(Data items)
┌──
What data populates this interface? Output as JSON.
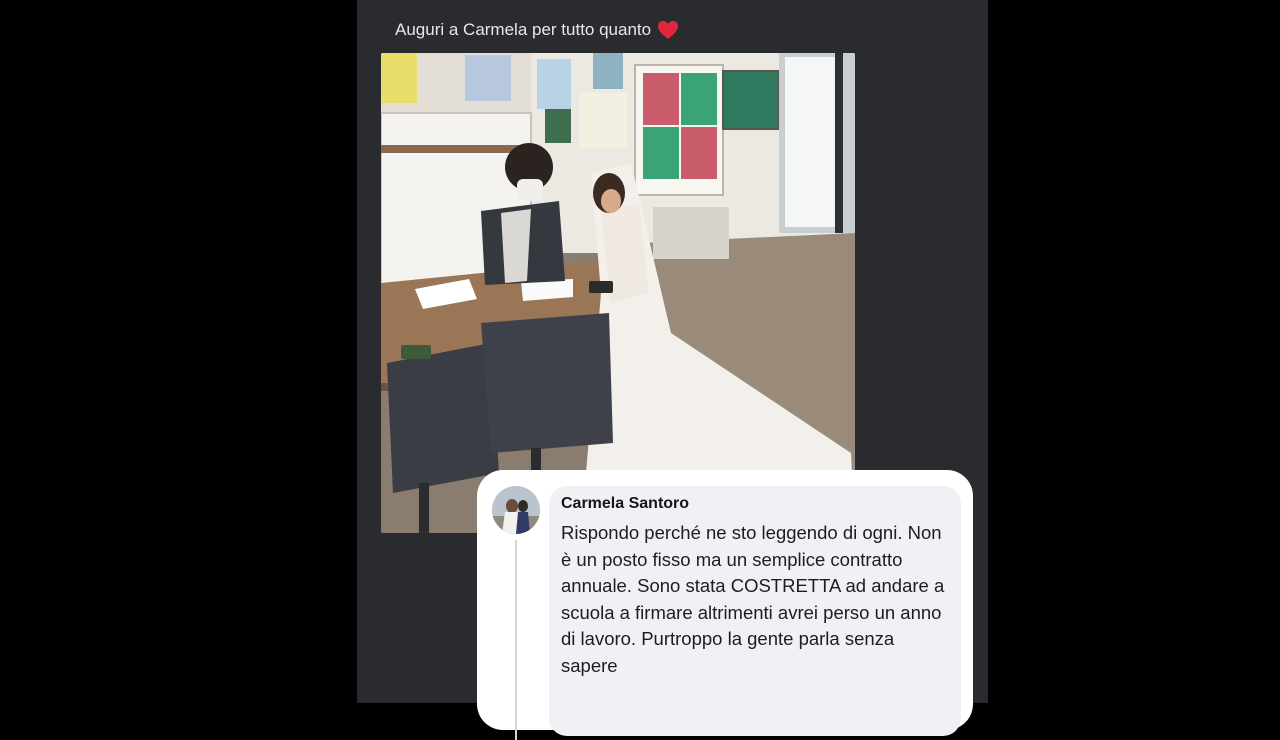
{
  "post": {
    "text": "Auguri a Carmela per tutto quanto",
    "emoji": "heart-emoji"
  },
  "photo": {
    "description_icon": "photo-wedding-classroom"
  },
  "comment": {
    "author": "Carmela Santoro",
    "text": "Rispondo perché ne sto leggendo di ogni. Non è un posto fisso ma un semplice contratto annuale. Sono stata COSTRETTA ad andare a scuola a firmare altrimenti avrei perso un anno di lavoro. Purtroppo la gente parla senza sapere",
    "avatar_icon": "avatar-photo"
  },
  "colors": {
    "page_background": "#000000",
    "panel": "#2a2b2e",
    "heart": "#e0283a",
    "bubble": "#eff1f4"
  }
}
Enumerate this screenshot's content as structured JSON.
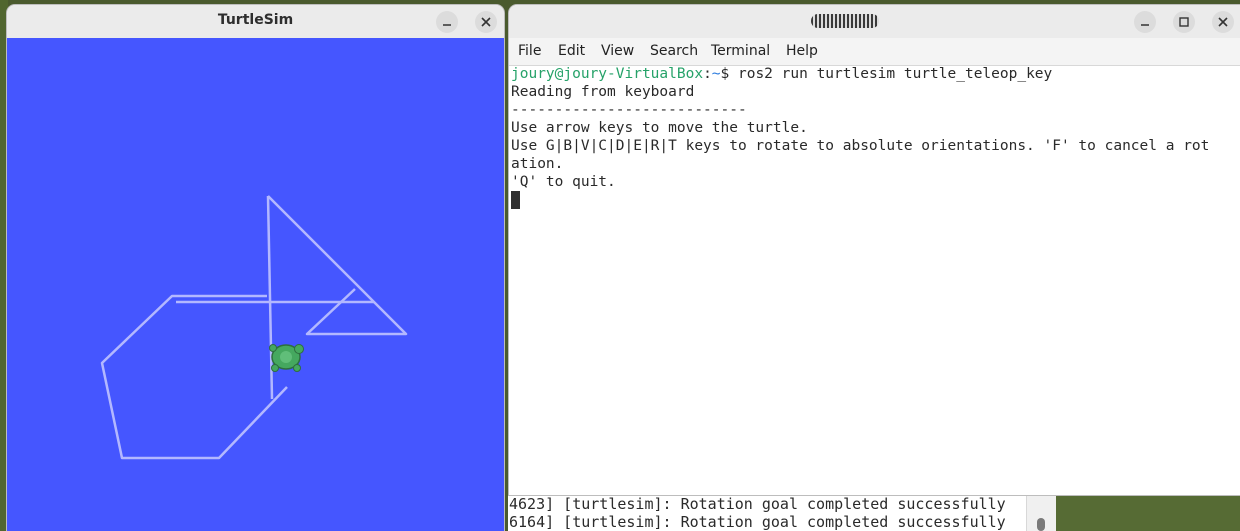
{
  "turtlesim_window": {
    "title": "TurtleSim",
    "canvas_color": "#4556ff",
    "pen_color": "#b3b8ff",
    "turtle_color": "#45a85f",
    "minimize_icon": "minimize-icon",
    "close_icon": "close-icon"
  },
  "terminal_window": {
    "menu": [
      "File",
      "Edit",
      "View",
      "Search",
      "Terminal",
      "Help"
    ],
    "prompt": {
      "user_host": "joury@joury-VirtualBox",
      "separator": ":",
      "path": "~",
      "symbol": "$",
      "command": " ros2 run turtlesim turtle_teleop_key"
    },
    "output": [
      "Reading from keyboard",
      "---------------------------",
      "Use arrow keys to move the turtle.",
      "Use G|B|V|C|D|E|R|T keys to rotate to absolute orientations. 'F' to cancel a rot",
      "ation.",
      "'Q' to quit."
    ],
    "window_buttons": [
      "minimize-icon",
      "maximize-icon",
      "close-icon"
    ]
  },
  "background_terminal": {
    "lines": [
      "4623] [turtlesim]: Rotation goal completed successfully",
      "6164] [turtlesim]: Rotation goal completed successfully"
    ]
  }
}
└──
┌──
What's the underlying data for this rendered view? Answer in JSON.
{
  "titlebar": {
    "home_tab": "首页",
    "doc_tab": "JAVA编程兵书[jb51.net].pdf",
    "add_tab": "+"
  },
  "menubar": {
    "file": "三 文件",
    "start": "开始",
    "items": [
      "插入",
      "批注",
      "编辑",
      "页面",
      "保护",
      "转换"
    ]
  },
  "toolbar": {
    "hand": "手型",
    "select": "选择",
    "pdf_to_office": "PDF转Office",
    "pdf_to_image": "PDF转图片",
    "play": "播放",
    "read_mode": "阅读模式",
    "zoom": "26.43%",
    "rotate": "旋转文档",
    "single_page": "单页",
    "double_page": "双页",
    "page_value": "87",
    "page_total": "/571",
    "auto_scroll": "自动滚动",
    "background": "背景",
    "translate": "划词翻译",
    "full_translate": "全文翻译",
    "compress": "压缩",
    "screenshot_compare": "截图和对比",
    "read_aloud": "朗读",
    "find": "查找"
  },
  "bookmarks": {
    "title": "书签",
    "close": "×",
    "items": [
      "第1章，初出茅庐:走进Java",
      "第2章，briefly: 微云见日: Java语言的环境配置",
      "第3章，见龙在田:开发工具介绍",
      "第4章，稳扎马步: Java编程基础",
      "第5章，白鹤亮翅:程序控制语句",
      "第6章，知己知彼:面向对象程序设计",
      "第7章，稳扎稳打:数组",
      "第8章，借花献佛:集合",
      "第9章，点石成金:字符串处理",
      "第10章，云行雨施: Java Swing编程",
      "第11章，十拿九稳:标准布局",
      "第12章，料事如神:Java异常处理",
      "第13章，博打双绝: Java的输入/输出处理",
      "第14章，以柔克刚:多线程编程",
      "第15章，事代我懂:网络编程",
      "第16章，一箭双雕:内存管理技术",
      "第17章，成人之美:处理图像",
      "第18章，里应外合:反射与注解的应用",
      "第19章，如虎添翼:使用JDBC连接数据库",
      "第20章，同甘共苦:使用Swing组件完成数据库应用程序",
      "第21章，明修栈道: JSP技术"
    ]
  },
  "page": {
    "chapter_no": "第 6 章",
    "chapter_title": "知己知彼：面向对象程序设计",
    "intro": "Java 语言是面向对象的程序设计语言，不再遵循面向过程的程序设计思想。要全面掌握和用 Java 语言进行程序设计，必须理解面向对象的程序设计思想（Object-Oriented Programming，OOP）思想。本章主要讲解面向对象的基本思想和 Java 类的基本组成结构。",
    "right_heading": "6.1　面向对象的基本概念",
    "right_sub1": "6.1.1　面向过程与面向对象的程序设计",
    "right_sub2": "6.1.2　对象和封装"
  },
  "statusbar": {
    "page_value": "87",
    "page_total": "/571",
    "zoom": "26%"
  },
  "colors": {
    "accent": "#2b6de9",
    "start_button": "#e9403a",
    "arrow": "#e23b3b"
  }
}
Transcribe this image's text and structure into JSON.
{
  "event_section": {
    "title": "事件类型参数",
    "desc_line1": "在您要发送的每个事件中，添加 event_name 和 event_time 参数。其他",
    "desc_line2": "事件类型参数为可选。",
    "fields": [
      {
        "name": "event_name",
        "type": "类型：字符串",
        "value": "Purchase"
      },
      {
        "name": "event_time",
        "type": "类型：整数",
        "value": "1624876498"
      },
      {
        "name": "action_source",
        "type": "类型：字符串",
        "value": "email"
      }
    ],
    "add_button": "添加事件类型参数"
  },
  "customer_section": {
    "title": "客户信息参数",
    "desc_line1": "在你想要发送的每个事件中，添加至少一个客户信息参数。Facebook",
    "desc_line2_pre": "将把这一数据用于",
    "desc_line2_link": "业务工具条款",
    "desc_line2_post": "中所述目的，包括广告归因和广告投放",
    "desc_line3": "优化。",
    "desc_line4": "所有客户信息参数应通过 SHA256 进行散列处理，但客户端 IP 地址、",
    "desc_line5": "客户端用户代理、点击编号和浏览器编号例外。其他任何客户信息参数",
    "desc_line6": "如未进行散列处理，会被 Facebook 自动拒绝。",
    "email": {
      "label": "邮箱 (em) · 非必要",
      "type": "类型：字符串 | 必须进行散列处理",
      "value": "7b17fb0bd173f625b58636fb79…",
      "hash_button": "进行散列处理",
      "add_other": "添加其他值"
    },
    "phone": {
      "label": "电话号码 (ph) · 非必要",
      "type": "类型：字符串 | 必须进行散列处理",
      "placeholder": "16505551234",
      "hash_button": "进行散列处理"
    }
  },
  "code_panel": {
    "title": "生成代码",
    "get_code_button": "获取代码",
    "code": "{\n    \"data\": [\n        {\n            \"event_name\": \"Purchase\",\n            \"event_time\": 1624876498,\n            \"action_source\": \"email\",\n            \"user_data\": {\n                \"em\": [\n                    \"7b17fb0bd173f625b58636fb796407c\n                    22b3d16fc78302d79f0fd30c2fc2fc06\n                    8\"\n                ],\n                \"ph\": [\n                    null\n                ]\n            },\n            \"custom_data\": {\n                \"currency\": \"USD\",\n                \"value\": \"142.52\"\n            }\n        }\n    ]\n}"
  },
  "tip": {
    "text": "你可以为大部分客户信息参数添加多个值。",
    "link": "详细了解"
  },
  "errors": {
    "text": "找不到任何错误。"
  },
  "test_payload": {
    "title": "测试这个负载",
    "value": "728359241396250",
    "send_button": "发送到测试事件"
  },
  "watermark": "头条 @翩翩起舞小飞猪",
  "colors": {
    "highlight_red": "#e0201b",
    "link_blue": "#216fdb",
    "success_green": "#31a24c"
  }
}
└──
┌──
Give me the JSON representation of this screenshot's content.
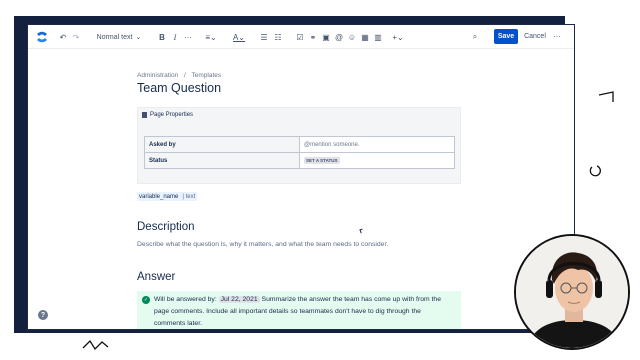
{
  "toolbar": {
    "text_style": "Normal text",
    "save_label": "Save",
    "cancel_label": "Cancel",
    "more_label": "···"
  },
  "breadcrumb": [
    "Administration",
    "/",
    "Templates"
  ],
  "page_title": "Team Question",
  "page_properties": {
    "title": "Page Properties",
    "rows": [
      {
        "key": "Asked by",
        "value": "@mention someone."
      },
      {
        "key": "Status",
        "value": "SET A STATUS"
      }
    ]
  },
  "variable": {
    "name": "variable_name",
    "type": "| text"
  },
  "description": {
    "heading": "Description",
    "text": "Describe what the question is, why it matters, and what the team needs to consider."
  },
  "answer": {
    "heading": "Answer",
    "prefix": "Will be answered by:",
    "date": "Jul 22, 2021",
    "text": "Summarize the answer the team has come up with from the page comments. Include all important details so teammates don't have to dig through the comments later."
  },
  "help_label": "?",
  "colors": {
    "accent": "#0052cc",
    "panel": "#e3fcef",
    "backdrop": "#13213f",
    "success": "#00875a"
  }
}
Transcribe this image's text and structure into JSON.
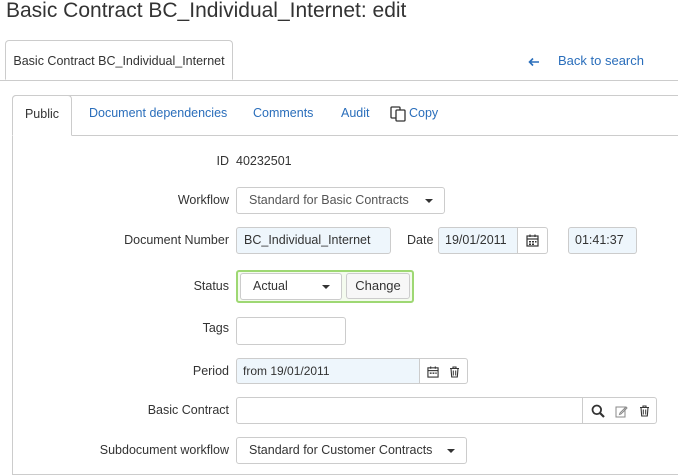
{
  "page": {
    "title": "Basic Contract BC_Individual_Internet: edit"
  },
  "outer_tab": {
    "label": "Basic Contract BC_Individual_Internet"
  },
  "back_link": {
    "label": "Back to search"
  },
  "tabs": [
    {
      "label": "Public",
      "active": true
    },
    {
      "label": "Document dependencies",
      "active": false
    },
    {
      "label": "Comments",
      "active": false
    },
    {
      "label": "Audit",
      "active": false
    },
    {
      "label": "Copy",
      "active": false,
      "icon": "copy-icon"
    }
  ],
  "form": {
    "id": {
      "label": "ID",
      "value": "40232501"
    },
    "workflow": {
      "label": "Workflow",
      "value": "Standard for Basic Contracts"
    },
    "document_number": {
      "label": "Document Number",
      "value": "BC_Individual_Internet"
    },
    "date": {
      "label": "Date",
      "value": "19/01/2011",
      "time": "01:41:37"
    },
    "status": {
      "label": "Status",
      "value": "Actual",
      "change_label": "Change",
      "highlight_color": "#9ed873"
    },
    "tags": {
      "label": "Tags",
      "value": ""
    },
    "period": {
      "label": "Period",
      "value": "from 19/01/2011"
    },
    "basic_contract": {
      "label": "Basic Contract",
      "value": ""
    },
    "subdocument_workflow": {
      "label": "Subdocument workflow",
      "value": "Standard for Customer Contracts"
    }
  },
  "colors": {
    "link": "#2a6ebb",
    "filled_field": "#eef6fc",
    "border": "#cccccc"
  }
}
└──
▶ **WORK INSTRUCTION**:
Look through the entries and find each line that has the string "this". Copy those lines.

▶ **ANSWER TO THE EXERCISE**:
What data populates this interface? Output as JSON.
Enumerate this screenshot's content as structured JSON.
What's the underlying data for this rendered view? Answer in JSON.
Transcribe this image's text and structure into JSON.
Give me the JSON representation of this screenshot's content.
Transcribe this image's text and structure into JSON.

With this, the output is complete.